### Task objective:
For the records that follow, return only the count of lines containing the string "calendar".

(Element data from apps and pages)
------
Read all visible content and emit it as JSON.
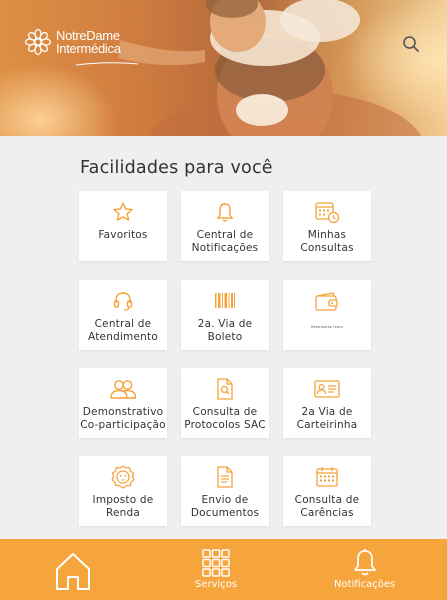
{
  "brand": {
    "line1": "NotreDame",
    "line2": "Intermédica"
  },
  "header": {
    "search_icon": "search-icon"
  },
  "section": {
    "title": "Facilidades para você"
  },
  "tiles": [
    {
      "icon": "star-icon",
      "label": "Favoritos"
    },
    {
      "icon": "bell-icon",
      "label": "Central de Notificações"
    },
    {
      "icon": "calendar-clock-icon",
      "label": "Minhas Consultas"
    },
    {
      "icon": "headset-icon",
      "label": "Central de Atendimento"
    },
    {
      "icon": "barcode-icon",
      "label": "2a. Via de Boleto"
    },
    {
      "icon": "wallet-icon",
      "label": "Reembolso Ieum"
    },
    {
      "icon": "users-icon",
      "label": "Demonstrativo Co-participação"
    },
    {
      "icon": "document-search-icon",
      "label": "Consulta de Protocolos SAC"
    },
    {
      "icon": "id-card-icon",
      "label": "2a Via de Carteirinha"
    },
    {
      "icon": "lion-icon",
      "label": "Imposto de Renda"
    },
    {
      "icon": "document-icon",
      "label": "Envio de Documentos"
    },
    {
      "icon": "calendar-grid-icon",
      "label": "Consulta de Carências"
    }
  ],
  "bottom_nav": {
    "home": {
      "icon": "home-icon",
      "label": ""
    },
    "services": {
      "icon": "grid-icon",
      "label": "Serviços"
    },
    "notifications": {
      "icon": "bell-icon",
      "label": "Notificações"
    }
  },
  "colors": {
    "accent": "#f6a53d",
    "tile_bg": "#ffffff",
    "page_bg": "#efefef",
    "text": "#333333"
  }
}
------
### Your response:
2